81 Recipients of the Right Livelihood Award and Members of the World Future Council condemn the selection of GMO scientists and biotech company executives as winners of the World Food Prize.
On June 19th, the winners of the 2013 World Food Prize were announced. The prize goes to three executives of biotech companies, including Monsanto executive vice president and chief technology officer, Robert Fraley.
Scientists and activists throughout the world collectively express their shock over the selection of winners:
Global food expert and Right Livelihood Award Recipient Vandana Shiva from India says: “Not only are GMOs unsafe, they are destroying biodiversity, increasing farmers’ dependency on seed and chemicals and leading to the emergence of super pests and super weeds.

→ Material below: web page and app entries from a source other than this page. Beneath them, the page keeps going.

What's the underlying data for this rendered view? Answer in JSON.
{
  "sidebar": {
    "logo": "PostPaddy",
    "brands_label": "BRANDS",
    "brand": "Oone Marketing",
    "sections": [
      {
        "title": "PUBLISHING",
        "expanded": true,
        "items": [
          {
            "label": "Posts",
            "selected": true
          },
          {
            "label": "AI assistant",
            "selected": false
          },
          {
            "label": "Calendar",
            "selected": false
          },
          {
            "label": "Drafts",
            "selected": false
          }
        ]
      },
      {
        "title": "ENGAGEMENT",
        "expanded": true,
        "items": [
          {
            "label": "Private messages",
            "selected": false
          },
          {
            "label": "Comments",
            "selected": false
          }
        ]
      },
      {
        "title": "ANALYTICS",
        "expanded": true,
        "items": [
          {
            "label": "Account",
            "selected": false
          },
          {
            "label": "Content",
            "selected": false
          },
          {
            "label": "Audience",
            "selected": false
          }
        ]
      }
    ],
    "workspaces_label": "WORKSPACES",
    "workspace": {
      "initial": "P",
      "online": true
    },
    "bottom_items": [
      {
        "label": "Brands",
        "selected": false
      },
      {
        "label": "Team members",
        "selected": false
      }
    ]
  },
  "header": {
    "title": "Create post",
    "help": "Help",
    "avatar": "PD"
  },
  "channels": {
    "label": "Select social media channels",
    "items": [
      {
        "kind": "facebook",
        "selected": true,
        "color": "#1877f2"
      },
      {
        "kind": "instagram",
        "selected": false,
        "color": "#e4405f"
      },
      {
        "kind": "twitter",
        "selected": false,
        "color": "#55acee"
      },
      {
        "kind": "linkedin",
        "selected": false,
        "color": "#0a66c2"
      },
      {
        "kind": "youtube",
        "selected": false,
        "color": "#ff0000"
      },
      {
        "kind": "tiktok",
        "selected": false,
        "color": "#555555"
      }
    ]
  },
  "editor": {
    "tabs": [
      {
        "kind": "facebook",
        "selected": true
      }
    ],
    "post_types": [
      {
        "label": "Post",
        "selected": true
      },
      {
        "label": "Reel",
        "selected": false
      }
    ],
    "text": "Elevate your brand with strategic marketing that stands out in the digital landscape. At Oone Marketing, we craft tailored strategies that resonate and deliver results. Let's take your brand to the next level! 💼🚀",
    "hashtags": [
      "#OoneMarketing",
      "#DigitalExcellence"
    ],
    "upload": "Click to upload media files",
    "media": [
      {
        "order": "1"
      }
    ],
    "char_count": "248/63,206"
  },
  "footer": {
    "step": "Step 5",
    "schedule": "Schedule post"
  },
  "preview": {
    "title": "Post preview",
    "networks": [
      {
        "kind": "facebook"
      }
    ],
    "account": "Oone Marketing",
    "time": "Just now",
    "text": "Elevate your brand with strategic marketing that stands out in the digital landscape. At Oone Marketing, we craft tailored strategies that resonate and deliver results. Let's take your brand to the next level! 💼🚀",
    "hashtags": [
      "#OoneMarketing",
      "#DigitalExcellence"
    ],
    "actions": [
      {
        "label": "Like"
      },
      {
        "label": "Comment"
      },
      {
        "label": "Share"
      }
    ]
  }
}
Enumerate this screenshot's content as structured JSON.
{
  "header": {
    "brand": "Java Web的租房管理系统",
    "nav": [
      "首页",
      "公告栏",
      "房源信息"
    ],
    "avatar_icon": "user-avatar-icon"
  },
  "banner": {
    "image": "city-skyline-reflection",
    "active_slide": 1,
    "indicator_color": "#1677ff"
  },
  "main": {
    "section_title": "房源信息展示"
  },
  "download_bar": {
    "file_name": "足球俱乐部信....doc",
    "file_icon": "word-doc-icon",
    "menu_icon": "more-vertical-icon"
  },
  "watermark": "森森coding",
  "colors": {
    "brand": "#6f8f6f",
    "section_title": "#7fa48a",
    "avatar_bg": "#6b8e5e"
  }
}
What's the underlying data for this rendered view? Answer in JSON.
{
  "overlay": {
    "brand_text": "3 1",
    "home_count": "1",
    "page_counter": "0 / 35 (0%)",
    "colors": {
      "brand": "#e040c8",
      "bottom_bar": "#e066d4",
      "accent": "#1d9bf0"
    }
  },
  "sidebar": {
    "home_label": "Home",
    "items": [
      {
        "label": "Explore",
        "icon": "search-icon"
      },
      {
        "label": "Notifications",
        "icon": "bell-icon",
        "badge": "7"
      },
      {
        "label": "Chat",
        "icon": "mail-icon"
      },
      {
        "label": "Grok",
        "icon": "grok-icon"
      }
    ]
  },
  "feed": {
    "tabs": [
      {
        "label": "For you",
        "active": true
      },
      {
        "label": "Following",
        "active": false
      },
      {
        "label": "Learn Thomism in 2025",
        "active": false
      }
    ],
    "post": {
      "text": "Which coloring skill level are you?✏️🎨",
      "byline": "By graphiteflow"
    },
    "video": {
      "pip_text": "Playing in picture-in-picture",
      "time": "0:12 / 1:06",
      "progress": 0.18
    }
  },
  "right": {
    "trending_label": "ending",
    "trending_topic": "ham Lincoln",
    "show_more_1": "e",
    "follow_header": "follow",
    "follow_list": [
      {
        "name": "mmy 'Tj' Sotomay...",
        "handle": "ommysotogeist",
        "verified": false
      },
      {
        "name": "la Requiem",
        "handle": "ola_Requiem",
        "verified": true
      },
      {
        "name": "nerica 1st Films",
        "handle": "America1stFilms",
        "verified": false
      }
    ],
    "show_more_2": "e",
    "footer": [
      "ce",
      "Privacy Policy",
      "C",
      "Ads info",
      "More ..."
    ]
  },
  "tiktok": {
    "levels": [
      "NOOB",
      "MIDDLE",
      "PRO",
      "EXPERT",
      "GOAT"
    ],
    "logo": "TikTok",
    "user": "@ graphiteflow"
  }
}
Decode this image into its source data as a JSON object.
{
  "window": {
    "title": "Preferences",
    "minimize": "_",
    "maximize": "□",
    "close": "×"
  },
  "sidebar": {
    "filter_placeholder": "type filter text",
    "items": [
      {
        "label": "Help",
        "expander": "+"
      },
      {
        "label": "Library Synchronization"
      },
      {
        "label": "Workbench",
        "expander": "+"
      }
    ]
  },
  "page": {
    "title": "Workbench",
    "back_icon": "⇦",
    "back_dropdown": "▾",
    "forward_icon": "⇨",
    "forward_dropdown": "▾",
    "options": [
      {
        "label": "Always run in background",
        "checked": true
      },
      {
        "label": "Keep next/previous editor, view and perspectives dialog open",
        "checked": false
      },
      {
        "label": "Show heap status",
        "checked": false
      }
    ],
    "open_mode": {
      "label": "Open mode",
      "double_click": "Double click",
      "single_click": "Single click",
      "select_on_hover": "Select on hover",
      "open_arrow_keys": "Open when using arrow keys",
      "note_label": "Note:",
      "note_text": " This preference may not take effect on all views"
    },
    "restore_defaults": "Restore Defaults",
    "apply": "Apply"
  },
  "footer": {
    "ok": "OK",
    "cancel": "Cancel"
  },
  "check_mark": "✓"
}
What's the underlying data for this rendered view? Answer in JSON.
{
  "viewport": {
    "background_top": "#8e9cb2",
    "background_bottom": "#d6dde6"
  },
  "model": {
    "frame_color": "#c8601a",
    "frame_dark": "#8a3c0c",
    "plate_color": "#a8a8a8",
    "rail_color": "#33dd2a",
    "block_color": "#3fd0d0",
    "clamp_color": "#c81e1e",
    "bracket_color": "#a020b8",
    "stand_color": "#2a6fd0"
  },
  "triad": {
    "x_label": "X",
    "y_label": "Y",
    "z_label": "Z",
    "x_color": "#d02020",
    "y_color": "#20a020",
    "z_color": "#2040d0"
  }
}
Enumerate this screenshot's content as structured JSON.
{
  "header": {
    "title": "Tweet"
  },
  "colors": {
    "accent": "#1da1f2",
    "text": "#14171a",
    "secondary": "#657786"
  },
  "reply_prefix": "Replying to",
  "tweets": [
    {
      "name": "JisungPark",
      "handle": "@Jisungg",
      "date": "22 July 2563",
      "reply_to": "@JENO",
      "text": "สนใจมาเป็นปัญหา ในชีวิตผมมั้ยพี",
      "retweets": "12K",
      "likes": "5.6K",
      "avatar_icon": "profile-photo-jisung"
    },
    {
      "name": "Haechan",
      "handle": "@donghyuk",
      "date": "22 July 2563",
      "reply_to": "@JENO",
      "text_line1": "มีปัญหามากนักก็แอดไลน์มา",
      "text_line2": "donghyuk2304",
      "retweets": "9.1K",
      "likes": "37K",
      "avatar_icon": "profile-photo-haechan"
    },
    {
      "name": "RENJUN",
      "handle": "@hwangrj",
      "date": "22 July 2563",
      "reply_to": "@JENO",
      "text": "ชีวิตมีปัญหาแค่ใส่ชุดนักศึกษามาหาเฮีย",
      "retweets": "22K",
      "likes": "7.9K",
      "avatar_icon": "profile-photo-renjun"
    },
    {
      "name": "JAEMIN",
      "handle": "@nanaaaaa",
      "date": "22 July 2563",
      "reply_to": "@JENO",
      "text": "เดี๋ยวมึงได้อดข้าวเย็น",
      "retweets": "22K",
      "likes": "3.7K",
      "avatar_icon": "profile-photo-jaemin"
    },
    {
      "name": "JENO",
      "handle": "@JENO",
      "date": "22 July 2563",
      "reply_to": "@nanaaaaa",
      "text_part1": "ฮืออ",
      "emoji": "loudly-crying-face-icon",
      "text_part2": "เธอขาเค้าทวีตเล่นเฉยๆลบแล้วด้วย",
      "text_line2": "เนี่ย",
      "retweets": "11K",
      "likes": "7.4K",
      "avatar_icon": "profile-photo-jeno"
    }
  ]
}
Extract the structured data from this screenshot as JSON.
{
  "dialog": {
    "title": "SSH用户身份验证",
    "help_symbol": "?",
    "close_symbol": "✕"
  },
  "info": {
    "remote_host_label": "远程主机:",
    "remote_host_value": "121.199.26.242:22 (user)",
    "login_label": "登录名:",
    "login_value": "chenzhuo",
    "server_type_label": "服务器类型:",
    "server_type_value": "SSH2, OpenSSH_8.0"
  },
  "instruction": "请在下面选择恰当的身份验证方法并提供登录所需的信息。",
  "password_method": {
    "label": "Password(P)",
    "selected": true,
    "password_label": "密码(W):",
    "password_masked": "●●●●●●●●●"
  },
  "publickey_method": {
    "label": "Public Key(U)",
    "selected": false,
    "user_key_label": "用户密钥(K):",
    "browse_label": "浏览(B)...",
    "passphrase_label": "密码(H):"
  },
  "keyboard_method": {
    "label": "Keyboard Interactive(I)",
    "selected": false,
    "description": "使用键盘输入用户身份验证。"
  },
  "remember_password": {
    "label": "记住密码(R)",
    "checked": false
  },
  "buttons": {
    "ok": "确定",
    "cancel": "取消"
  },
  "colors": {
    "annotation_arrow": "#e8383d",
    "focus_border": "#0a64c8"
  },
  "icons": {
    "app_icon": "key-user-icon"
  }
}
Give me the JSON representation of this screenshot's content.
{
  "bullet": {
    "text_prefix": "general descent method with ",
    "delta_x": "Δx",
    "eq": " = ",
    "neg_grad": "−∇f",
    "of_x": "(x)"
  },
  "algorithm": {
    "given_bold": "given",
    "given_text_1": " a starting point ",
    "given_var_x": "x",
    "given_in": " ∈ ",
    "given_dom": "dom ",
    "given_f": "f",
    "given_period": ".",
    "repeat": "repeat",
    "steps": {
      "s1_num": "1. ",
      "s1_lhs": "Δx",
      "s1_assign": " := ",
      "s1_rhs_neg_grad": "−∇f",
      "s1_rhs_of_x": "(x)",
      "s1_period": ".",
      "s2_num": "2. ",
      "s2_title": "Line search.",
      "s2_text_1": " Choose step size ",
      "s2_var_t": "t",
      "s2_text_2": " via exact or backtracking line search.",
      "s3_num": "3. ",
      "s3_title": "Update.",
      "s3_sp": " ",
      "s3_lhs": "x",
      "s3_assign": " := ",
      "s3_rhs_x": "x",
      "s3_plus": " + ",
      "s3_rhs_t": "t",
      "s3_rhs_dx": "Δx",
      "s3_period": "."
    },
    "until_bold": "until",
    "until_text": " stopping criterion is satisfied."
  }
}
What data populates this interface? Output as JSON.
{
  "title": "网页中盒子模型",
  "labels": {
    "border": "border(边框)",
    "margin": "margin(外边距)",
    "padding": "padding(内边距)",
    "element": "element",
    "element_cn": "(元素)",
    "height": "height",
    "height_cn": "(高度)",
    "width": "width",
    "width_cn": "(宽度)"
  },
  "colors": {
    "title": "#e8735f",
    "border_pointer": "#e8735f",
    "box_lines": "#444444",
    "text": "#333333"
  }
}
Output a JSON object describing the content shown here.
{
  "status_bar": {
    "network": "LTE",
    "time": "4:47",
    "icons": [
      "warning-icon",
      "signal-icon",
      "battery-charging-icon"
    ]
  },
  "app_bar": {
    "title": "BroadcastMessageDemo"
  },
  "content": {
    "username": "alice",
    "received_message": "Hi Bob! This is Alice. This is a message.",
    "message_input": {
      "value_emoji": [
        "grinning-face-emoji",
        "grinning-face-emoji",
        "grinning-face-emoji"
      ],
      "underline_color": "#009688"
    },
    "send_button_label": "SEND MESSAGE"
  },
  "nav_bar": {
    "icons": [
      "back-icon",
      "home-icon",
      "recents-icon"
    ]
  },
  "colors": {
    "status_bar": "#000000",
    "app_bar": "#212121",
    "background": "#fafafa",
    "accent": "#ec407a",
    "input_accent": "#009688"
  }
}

This is a recipe for food insecurity and non sustainability.”
Frances Moore Lappé (USA), Right Livelihood Award Recipient and bestselling author of „Diet for a small planet“ comments: “The honorees of the World Food Prize are contributing to the problems that keep us locked in a world where hundreds of millions of people are hungry while there is plenty of food”.
81 Laureates of the Right Livelihood Award and Members of the World Future Council jointly condemn this year’s choice of the World Food Prize Jury in a statement originally published on the Huffington Post.
They say: “The choice of the 2013 World Food Prize is an affront to the growing international consensus on safe, ecological farming practices that have been scientifically proven to promote nutrition and sustainability. Many governments have rejected GMOs and as many as two million citizens in 52 countries recently marched in opposition to GMOs. In living democracies, discounting this knowledge and these many voices is not acceptable.“
About the Right Livelihood Award
The Right Livelihood Award was established in 1980 to honour and support those “offering practical and exemplary answers to the most urgent challenges facing us today”. It has become widely known as the ‘Alternative Nobel Prize’ and there are now 149 Laureates from 62 countries. The annual Award Ceremony takes place in the Swedish Parliament Building in December, with support by parliamentarians from all established political parties.
The Right Livelihood Award Foundation is based in Stockholm, Sweden. The prize is financed by individual donors.